> Problem statement: The entries should be restated word for word.

> Dataset records:
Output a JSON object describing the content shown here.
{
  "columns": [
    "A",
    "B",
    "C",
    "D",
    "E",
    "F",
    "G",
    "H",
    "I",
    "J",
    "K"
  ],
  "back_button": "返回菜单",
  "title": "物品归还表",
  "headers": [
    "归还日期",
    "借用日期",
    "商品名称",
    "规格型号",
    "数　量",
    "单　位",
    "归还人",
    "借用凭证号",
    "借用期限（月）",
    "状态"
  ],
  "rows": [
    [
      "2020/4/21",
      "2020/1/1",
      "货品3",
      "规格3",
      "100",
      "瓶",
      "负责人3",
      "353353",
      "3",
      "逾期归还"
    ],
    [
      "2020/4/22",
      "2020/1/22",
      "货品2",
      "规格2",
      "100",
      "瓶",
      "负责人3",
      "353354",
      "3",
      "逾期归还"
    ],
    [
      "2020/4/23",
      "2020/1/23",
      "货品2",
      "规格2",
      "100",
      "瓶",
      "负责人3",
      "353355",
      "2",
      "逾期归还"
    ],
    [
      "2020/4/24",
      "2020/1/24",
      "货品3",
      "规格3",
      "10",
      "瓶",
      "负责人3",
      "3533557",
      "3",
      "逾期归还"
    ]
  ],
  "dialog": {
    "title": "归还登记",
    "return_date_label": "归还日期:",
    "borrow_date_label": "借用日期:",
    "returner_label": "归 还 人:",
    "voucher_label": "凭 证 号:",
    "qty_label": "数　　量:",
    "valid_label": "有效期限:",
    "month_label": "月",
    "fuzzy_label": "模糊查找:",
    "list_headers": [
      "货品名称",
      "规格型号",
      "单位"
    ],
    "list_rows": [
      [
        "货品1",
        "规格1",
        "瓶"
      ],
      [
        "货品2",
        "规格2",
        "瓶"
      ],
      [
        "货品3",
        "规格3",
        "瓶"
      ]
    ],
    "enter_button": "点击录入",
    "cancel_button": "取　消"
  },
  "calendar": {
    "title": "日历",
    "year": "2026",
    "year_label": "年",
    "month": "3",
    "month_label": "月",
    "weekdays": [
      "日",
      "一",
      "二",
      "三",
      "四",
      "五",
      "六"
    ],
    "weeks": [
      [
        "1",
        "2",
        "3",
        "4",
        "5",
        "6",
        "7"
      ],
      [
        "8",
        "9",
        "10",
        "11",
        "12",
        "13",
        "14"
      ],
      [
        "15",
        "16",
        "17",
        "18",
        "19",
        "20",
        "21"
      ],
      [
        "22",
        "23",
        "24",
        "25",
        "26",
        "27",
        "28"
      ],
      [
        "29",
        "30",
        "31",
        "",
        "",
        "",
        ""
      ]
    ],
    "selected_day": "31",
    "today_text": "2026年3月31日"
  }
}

> Your response:
Output a JSON object describing the content shown here.
{
  "columns": [
    "A",
    "B",
    "C",
    "D",
    "E",
    "F",
    "G",
    "H",
    "I",
    "J",
    "K"
  ],
  "back_button": "返回菜单",
  "title": "物品归还表",
  "headers": [
    "归还日期",
    "借用日期",
    "商品名称",
    "规格型号",
    "数　量",
    "单　位",
    "归还人",
    "借用凭证号",
    "借用期限（月）",
    "状态"
  ],
  "rows": [
    [
      "2020/4/21",
      "2020/1/1",
      "货品3",
      "规格3",
      "100",
      "瓶",
      "负责人3",
      "353353",
      "3",
      "逾期归还"
    ],
    [
      "2020/4/22",
      "2020/1/22",
      "货品2",
      "规格2",
      "100",
      "瓶",
      "负责人3",
      "353354",
      "3",
      "逾期归还"
    ],
    [
      "2020/4/23",
      "2020/1/23",
      "货品2",
      "规格2",
      "100",
      "瓶",
      "负责人3",
      "353355",
      "2",
      "逾期归还"
    ],
    [
      "2020/4/24",
      "2020/1/24",
      "货品3",
      "规格3",
      "10",
      "瓶",
      "负责人3",
      "3533557",
      "3",
      "逾期归还"
    ]
  ],
  "dialog": {
    "title": "归还登记",
    "return_date_label": "归还日期:",
    "borrow_date_label": "借用日期:",
    "returner_label": "归 还 人:",
    "voucher_label": "凭 证 号:",
    "qty_label": "数　　量:",
    "valid_label": "有效期限:",
    "month_label": "月",
    "fuzzy_label": "模糊查找:",
    "list_headers": [
      "货品名称",
      "规格型号",
      "单位"
    ],
    "list_rows": [
      [
        "货品1",
        "规格1",
        "瓶"
      ],
      [
        "货品2",
        "规格2",
        "瓶"
      ],
      [
        "货品3",
        "规格3",
        "瓶"
      ]
    ],
    "enter_button": "点击录入",
    "cancel_button": "取　消"
  },
  "calendar": {
    "title": "日历",
    "year": "2026",
    "year_label": "年",
    "month": "3",
    "month_label": "月",
    "weekdays": [
      "日",
      "一",
      "二",
      "三",
      "四",
      "五",
      "六"
    ],
    "weeks": [
      [
        "1",
        "2",
        "3",
        "4",
        "5",
        "6",
        "7"
      ],
      [
        "8",
        "9",
        "10",
        "11",
        "12",
        "13",
        "14"
      ],
      [
        "15",
        "16",
        "17",
        "18",
        "19",
        "20",
        "21"
      ],
      [
        "22",
        "23",
        "24",
        "25",
        "26",
        "27",
        "28"
      ],
      [
        "29",
        "30",
        "31",
        "",
        "",
        "",
        ""
      ]
    ],
    "selected_day": "31",
    "today_text": "2026年3月31日"
  }
}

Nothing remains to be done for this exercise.